DIY Closed Loop System
Advancements in the existing technologies such as Continuous
glucose monitoring (CGM) and insulin pumps led people with type 1 diabetes (T1D) and caregivers to
monitor the glucose levels continuously and more precisely. Yet, the slow progress in its innovation
and implementation made people with diabetes restless and the aftereffect of it was the emergence
of an OpenAPS “#WeAreNotWaiting” diabetes community with patient designed closed loop systems.
OpenAPS or the DIY closed loop system is a simplified Artificial
Pancreas System (APS) designed to automatically adjust an insulin pump’s basal insulin delivery
to keep blood glucose (BG) in a safe range overnight and between meals. The patient-driven
research product is devised by pairing three components: a small computing hardware, open source
software (OpenAPS), and an existing diabetes devices such as continuous glucose monitors (CGMs)
and older insulin pumps. It works by communicating with an insulin pump to obtain details of
all recent basal and bolus insulin dosing, by communicating with a Continuous Glucose Monitor
(CGM) to obtain current and recent BG estimates, and by issuing commands to the insulin pump
to adjust insulin dosing as required.
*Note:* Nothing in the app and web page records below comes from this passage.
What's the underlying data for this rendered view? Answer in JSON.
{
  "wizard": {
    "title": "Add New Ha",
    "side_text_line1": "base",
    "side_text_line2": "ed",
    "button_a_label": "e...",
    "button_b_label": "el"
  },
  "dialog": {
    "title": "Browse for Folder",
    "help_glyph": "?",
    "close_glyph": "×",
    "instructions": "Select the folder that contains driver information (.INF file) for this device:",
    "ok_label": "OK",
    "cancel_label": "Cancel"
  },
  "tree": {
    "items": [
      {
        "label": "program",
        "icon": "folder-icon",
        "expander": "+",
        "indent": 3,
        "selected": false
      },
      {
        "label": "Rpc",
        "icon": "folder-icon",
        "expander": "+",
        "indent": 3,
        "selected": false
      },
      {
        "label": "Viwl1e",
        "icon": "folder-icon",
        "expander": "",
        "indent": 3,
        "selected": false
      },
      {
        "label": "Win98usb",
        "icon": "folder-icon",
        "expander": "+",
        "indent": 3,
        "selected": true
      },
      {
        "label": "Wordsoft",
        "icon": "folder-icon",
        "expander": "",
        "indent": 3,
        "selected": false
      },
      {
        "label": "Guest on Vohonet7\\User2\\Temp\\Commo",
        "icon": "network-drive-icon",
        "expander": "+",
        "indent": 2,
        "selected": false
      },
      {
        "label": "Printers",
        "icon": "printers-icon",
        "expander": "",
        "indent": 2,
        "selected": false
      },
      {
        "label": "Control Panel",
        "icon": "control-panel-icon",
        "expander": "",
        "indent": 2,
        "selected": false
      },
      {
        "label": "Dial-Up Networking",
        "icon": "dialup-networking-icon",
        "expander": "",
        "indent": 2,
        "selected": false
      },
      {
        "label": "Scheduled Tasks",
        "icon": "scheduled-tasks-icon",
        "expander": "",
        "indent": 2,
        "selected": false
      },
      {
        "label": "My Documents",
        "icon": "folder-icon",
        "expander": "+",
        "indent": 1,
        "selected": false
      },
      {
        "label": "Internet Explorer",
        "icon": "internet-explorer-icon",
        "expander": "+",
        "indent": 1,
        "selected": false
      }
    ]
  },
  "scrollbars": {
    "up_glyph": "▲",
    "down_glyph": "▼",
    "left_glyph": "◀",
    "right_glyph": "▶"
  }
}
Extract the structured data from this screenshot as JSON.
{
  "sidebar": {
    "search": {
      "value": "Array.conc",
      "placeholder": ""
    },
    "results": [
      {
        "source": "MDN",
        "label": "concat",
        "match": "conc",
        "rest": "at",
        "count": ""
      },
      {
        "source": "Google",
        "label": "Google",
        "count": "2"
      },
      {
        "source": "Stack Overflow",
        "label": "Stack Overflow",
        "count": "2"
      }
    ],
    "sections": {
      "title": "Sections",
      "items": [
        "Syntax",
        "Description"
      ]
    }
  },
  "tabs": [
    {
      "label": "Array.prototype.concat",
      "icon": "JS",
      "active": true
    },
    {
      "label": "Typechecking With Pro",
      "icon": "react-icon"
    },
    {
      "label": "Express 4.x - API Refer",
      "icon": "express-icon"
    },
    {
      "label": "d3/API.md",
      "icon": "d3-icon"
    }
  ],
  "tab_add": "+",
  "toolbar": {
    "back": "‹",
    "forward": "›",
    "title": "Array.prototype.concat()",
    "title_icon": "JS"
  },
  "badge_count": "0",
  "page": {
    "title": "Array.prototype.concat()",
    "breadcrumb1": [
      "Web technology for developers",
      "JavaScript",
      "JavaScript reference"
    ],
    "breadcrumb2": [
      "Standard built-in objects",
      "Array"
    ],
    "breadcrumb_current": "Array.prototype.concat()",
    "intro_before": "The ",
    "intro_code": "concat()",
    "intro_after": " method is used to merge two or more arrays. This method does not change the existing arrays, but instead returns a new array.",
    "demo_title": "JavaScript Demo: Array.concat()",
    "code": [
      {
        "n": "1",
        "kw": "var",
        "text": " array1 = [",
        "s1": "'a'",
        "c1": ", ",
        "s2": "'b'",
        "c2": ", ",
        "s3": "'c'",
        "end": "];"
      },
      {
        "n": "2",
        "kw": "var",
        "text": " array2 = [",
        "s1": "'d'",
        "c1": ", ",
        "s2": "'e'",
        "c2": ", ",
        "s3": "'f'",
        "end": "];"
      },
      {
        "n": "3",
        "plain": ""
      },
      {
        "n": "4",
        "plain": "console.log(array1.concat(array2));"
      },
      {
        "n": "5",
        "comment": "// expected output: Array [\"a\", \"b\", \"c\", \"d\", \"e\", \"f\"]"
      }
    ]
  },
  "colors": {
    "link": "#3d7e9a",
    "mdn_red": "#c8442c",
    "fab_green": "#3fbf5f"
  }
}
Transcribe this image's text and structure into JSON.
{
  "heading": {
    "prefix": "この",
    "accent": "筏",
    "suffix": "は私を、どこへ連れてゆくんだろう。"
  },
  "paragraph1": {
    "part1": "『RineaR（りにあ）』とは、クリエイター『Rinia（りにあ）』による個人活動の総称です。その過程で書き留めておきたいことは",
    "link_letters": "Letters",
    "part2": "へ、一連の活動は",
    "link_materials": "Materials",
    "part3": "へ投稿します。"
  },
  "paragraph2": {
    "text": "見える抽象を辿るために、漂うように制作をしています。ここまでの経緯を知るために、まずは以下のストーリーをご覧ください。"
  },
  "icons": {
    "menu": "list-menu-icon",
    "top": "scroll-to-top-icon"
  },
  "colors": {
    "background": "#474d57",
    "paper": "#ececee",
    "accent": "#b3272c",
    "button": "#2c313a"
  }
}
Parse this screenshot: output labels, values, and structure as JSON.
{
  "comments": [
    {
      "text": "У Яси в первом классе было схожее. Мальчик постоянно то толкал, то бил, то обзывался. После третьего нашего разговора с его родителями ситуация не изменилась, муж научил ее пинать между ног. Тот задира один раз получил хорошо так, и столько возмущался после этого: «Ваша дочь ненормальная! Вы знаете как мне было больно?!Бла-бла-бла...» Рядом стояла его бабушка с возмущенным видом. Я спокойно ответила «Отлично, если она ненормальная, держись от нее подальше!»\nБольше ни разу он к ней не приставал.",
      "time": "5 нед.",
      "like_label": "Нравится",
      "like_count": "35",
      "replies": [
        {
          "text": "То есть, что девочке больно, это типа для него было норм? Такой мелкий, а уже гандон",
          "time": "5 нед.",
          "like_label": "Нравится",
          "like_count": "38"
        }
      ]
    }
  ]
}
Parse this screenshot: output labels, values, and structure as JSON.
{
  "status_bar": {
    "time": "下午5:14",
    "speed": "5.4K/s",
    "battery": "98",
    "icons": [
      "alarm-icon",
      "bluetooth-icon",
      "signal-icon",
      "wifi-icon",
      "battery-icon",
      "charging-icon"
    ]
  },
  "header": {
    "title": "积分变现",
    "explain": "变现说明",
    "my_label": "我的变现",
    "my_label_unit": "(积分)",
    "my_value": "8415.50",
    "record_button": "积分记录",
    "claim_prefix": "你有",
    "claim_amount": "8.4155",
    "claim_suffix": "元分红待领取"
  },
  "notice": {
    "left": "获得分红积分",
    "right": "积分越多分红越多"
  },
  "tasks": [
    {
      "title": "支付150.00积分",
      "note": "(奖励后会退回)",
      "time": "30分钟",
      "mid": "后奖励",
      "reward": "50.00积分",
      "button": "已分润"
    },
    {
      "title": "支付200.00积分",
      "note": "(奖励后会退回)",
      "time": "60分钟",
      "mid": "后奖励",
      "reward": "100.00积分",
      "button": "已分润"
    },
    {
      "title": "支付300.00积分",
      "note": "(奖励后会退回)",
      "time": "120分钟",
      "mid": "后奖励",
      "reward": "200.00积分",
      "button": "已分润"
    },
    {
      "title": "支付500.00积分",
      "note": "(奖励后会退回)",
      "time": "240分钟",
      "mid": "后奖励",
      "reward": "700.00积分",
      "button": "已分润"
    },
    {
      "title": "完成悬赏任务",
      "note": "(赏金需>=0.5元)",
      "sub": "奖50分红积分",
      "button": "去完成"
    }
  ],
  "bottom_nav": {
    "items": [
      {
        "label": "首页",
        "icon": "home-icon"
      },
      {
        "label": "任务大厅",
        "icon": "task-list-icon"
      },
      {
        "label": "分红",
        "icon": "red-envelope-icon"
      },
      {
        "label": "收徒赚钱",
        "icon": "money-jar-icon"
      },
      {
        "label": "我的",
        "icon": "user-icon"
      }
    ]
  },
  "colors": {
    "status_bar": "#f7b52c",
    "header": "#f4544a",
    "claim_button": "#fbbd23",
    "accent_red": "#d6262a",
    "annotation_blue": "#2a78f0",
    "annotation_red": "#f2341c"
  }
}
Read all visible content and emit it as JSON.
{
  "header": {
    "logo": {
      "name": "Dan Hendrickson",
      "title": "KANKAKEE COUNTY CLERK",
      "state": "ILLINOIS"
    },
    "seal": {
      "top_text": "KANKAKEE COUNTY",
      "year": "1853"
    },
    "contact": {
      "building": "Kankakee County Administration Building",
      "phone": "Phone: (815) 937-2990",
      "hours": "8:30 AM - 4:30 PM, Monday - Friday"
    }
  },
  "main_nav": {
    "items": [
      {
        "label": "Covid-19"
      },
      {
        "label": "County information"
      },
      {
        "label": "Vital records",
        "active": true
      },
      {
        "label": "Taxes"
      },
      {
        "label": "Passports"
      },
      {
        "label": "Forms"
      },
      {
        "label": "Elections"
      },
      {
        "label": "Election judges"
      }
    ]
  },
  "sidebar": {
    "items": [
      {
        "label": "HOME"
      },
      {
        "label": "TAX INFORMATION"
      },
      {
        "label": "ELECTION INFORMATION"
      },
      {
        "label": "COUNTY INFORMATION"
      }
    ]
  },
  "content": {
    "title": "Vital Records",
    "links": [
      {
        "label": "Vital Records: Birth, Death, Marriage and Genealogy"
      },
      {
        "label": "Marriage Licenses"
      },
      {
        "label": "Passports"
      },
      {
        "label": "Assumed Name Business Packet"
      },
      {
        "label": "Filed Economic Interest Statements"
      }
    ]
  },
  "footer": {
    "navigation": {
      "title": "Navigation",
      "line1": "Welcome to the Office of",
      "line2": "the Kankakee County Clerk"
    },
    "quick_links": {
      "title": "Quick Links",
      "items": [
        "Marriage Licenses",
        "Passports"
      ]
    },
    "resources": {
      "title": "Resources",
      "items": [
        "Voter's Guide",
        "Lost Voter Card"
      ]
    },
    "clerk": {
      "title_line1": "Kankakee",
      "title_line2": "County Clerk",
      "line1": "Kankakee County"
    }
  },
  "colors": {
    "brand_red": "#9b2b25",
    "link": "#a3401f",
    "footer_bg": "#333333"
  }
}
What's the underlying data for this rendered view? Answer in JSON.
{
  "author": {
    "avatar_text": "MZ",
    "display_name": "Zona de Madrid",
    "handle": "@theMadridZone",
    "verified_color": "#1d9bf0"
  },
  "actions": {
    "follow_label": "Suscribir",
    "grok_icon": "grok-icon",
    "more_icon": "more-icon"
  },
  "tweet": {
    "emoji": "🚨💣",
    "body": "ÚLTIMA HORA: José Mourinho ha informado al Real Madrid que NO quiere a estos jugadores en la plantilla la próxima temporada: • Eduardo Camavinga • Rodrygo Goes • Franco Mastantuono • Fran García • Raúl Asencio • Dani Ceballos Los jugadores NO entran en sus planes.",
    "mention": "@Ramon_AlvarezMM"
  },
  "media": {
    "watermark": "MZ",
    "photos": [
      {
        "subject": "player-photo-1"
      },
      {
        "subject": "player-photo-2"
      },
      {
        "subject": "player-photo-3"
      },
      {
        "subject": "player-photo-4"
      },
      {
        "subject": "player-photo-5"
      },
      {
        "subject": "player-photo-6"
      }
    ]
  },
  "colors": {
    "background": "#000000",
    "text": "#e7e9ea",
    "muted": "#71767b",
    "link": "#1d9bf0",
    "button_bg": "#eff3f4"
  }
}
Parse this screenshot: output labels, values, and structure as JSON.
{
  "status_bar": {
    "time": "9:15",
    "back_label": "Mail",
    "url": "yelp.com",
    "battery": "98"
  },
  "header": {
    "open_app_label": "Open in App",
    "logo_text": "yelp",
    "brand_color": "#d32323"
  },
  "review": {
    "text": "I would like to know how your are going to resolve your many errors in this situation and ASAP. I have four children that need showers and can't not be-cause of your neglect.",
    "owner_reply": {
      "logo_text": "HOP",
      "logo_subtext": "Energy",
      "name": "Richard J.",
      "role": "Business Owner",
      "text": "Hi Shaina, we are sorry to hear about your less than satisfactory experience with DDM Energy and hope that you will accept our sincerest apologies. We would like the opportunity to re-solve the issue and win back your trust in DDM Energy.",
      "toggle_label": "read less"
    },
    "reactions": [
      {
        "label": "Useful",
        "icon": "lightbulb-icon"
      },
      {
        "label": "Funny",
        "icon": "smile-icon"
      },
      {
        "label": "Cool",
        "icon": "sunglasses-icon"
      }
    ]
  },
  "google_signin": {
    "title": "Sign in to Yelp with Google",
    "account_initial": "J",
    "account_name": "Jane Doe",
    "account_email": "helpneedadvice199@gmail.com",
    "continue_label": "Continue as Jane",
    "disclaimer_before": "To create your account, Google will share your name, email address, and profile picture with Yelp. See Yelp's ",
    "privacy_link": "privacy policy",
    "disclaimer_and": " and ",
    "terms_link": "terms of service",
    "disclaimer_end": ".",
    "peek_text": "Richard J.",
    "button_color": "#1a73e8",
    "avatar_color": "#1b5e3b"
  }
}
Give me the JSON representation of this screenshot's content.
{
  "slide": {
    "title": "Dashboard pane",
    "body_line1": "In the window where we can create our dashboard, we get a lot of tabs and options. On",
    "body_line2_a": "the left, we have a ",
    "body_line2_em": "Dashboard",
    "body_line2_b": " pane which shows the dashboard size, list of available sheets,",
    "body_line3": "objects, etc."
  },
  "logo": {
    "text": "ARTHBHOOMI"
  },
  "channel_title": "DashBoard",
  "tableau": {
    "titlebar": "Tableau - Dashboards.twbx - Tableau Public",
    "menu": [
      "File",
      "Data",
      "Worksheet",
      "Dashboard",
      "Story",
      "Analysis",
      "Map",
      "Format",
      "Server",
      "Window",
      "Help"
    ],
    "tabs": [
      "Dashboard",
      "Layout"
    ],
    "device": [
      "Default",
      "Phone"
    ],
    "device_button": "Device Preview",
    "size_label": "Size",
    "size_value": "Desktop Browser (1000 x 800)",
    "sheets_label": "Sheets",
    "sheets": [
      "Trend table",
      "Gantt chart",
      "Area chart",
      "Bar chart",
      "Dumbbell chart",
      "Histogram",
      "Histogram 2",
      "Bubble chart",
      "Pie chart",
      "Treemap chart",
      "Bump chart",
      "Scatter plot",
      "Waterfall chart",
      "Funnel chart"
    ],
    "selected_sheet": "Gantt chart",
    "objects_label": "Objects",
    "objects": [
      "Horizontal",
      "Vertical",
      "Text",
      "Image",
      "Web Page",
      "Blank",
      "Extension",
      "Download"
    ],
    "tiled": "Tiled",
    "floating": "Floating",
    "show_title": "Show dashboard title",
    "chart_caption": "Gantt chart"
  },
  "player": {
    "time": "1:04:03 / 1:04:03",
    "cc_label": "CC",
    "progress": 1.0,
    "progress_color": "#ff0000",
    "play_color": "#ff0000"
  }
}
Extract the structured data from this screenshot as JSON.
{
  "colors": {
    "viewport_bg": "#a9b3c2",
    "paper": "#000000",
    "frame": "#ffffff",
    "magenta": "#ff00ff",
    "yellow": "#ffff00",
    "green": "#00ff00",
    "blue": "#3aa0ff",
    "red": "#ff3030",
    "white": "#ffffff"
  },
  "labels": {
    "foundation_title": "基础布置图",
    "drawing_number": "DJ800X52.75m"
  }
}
Among the first 40 OpenAPS users, 18 respondents, 67% male,
61% adults, median 27 years old, 15 years with diabetes, 10 years on pump, 3 years on CGM were
surveyed on quantitative and qualitative measures of their experience using their self-built
artificial pancreas systems (APSs). The survey reported that while using OpenAPS, self-reported
median HbA1c dropped from 7.1% to 6.2%, and median percent time in range (80-180 mg/dL)
increased from 58% to 81%. About 56% reported a huge improvement in the quality of their
life. The patient community has valuable insight, data, and experiences that can help device
manufacturers, health care providers, and patients to place the next step in building better
tools to better manage life with diabetes.